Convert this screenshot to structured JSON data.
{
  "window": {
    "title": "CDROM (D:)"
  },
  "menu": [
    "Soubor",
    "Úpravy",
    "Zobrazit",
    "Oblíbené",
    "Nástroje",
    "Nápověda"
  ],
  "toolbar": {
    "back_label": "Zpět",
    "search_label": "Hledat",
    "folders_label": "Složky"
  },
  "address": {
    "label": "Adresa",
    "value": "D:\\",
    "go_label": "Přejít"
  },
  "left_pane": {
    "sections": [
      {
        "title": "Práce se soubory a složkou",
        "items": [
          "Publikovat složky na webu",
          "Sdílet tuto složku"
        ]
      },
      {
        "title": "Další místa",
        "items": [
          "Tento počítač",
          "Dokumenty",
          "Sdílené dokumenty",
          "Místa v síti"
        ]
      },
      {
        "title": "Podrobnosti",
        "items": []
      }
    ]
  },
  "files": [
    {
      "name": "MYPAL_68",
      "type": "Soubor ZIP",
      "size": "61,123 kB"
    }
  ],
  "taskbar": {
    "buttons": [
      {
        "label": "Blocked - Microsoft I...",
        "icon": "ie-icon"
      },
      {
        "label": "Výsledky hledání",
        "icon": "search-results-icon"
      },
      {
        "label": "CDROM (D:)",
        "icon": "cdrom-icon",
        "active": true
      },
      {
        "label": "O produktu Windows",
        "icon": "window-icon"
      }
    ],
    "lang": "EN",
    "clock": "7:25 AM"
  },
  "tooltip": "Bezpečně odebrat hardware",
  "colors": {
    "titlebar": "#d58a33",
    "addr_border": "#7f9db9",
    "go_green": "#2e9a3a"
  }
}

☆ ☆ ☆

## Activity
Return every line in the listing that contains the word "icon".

## Exercise response
        "icon": "ie-icon"
        "icon": "search-results-icon"
        "icon": "cdrom-icon",
        "icon": "window-icon"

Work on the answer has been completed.